[Start of section]
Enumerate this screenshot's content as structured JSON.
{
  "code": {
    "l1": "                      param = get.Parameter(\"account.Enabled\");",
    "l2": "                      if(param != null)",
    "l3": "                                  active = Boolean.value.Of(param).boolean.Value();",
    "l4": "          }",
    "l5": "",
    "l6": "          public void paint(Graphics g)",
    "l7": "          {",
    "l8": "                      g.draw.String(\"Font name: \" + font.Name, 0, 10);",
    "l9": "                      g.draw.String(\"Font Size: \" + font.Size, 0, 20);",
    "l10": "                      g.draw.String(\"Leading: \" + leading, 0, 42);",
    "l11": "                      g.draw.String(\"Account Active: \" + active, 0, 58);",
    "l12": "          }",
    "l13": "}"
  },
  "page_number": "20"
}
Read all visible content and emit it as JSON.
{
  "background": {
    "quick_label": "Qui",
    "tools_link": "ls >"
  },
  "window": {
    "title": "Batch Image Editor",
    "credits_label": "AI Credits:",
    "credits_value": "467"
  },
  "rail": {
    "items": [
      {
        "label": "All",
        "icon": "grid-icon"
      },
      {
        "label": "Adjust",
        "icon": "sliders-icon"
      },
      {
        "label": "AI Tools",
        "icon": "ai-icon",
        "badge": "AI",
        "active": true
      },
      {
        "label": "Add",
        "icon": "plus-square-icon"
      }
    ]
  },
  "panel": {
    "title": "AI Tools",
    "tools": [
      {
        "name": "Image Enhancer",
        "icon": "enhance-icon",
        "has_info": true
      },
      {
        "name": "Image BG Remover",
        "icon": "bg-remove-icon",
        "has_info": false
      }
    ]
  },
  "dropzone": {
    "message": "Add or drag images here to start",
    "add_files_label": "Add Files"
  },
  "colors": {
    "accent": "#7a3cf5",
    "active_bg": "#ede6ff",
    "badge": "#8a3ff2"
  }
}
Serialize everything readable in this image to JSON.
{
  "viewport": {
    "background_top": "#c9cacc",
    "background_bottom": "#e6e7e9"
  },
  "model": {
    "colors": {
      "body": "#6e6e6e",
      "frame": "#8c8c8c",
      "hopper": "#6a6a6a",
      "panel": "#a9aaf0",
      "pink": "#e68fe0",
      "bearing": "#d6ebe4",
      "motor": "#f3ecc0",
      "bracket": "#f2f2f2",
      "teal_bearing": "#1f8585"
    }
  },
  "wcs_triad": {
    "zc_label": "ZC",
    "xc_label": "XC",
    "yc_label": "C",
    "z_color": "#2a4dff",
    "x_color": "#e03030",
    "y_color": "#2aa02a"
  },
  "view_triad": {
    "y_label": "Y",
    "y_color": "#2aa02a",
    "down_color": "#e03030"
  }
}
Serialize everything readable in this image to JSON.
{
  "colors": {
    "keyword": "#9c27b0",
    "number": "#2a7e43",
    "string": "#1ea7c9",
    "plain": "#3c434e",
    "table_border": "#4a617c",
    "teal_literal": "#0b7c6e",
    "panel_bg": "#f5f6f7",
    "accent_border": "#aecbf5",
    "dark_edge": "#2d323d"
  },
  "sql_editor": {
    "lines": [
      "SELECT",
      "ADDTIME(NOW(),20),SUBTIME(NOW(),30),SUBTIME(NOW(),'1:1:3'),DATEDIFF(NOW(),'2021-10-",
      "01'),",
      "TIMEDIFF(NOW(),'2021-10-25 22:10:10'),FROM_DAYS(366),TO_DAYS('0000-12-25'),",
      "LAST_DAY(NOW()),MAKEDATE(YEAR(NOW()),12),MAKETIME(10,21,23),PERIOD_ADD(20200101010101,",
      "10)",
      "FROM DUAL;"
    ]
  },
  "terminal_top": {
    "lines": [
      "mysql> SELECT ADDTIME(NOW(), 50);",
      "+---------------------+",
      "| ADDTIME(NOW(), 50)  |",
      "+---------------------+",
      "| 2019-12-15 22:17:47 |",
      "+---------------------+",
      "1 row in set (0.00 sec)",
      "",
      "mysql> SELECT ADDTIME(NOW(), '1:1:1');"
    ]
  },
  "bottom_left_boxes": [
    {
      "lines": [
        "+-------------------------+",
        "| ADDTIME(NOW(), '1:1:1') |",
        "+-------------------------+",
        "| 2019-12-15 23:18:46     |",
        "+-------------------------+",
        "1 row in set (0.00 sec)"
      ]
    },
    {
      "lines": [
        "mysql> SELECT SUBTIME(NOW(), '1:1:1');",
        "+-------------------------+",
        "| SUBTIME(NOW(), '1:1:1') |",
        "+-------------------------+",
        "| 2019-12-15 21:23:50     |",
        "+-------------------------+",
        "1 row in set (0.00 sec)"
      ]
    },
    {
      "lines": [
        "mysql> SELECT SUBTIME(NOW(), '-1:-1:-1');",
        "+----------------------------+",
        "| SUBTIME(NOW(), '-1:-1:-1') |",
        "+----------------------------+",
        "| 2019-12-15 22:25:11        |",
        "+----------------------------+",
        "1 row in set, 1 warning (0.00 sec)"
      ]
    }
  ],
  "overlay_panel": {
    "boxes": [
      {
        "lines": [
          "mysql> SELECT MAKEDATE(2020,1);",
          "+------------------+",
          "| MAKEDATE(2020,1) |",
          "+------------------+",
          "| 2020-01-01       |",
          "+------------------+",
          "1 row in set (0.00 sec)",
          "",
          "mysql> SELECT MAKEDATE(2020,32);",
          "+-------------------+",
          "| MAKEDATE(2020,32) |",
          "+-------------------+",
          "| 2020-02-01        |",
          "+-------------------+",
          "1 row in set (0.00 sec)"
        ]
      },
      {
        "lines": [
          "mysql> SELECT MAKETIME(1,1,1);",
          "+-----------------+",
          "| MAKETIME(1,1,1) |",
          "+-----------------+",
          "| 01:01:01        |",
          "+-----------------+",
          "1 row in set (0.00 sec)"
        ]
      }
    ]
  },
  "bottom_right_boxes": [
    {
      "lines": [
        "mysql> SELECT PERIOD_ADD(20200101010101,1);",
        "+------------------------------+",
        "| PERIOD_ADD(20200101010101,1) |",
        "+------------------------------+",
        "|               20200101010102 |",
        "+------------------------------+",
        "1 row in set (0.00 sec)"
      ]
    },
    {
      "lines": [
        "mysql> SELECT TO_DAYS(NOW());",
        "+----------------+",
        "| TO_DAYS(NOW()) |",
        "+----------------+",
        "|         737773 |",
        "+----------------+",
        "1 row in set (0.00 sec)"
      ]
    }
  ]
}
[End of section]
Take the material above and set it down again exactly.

> **Task answer**
Enumerate this screenshot's content as structured JSON.
{
  "code": {
    "l1": "                      param = get.Parameter(\"account.Enabled\");",
    "l2": "                      if(param != null)",
    "l3": "                                  active = Boolean.value.Of(param).boolean.Value();",
    "l4": "          }",
    "l5": "",
    "l6": "          public void paint(Graphics g)",
    "l7": "          {",
    "l8": "                      g.draw.String(\"Font name: \" + font.Name, 0, 10);",
    "l9": "                      g.draw.String(\"Font Size: \" + font.Size, 0, 20);",
    "l10": "                      g.draw.String(\"Leading: \" + leading, 0, 42);",
    "l11": "                      g.draw.String(\"Account Active: \" + active, 0, 58);",
    "l12": "          }",
    "l13": "}"
  },
  "page_number": "20"
}
Read all visible content and emit it as JSON.
{
  "background": {
    "quick_label": "Qui",
    "tools_link": "ls >"
  },
  "window": {
    "title": "Batch Image Editor",
    "credits_label": "AI Credits:",
    "credits_value": "467"
  },
  "rail": {
    "items": [
      {
        "label": "All",
        "icon": "grid-icon"
      },
      {
        "label": "Adjust",
        "icon": "sliders-icon"
      },
      {
        "label": "AI Tools",
        "icon": "ai-icon",
        "badge": "AI",
        "active": true
      },
      {
        "label": "Add",
        "icon": "plus-square-icon"
      }
    ]
  },
  "panel": {
    "title": "AI Tools",
    "tools": [
      {
        "name": "Image Enhancer",
        "icon": "enhance-icon",
        "has_info": true
      },
      {
        "name": "Image BG Remover",
        "icon": "bg-remove-icon",
        "has_info": false
      }
    ]
  },
  "dropzone": {
    "message": "Add or drag images here to start",
    "add_files_label": "Add Files"
  },
  "colors": {
    "accent": "#7a3cf5",
    "active_bg": "#ede6ff",
    "badge": "#8a3ff2"
  }
}
Serialize everything readable in this image to JSON.
{
  "viewport": {
    "background_top": "#c9cacc",
    "background_bottom": "#e6e7e9"
  },
  "model": {
    "colors": {
      "body": "#6e6e6e",
      "frame": "#8c8c8c",
      "hopper": "#6a6a6a",
      "panel": "#a9aaf0",
      "pink": "#e68fe0",
      "bearing": "#d6ebe4",
      "motor": "#f3ecc0",
      "bracket": "#f2f2f2",
      "teal_bearing": "#1f8585"
    }
  },
  "wcs_triad": {
    "zc_label": "ZC",
    "xc_label": "XC",
    "yc_label": "C",
    "z_color": "#2a4dff",
    "x_color": "#e03030",
    "y_color": "#2aa02a"
  },
  "view_triad": {
    "y_label": "Y",
    "y_color": "#2aa02a",
    "down_color": "#e03030"
  }
}
Serialize everything readable in this image to JSON.
{
  "colors": {
    "keyword": "#9c27b0",
    "number": "#2a7e43",
    "string": "#1ea7c9",
    "plain": "#3c434e",
    "table_border": "#4a617c",
    "teal_literal": "#0b7c6e",
    "panel_bg": "#f5f6f7",
    "accent_border": "#aecbf5",
    "dark_edge": "#2d323d"
  },
  "sql_editor": {
    "lines": [
      "SELECT",
      "ADDTIME(NOW(),20),SUBTIME(NOW(),30),SUBTIME(NOW(),'1:1:3'),DATEDIFF(NOW(),'2021-10-",
      "01'),",
      "TIMEDIFF(NOW(),'2021-10-25 22:10:10'),FROM_DAYS(366),TO_DAYS('0000-12-25'),",
      "LAST_DAY(NOW()),MAKEDATE(YEAR(NOW()),12),MAKETIME(10,21,23),PERIOD_ADD(20200101010101,",
      "10)",
      "FROM DUAL;"
    ]
  },
  "terminal_top": {
    "lines": [
      "mysql> SELECT ADDTIME(NOW(), 50);",
      "+---------------------+",
      "| ADDTIME(NOW(), 50)  |",
      "+---------------------+",
      "| 2019-12-15 22:17:47 |",
      "+---------------------+",
      "1 row in set (0.00 sec)",
      "",
      "mysql> SELECT ADDTIME(NOW(), '1:1:1');"
    ]
  },
  "bottom_left_boxes": [
    {
      "lines": [
        "+-------------------------+",
        "| ADDTIME(NOW(), '1:1:1') |",
        "+-------------------------+",
        "| 2019-12-15 23:18:46     |",
        "+-------------------------+",
        "1 row in set (0.00 sec)"
      ]
    },
    {
      "lines": [
        "mysql> SELECT SUBTIME(NOW(), '1:1:1');",
        "+-------------------------+",
        "| SUBTIME(NOW(), '1:1:1') |",
        "+-------------------------+",
        "| 2019-12-15 21:23:50     |",
        "+-------------------------+",
        "1 row in set (0.00 sec)"
      ]
    },
    {
      "lines": [
        "mysql> SELECT SUBTIME(NOW(), '-1:-1:-1');",
        "+----------------------------+",
        "| SUBTIME(NOW(), '-1:-1:-1') |",
        "+----------------------------+",
        "| 2019-12-15 22:25:11        |",
        "+----------------------------+",
        "1 row in set, 1 warning (0.00 sec)"
      ]
    }
  ],
  "overlay_panel": {
    "boxes": [
      {
        "lines": [
          "mysql> SELECT MAKEDATE(2020,1);",
          "+------------------+",
          "| MAKEDATE(2020,1) |",
          "+------------------+",
          "| 2020-01-01       |",
          "+------------------+",
          "1 row in set (0.00 sec)",
          "",
          "mysql> SELECT MAKEDATE(2020,32);",
          "+-------------------+",
          "| MAKEDATE(2020,32) |",
          "+-------------------+",
          "| 2020-02-01        |",
          "+-------------------+",
          "1 row in set (0.00 sec)"
        ]
      },
      {
        "lines": [
          "mysql> SELECT MAKETIME(1,1,1);",
          "+-----------------+",
          "| MAKETIME(1,1,1) |",
          "+-----------------+",
          "| 01:01:01        |",
          "+-----------------+",
          "1 row in set (0.00 sec)"
        ]
      }
    ]
  },
  "bottom_right_boxes": [
    {
      "lines": [
        "mysql> SELECT PERIOD_ADD(20200101010101,1);",
        "+------------------------------+",
        "| PERIOD_ADD(20200101010101,1) |",
        "+------------------------------+",
        "|               20200101010102 |",
        "+------------------------------+",
        "1 row in set (0.00 sec)"
      ]
    },
    {
      "lines": [
        "mysql> SELECT TO_DAYS(NOW());",
        "+----------------+",
        "| TO_DAYS(NOW()) |",
        "+----------------+",
        "|         737773 |",
        "+----------------+",
        "1 row in set (0.00 sec)"
      ]
    }
  ]
}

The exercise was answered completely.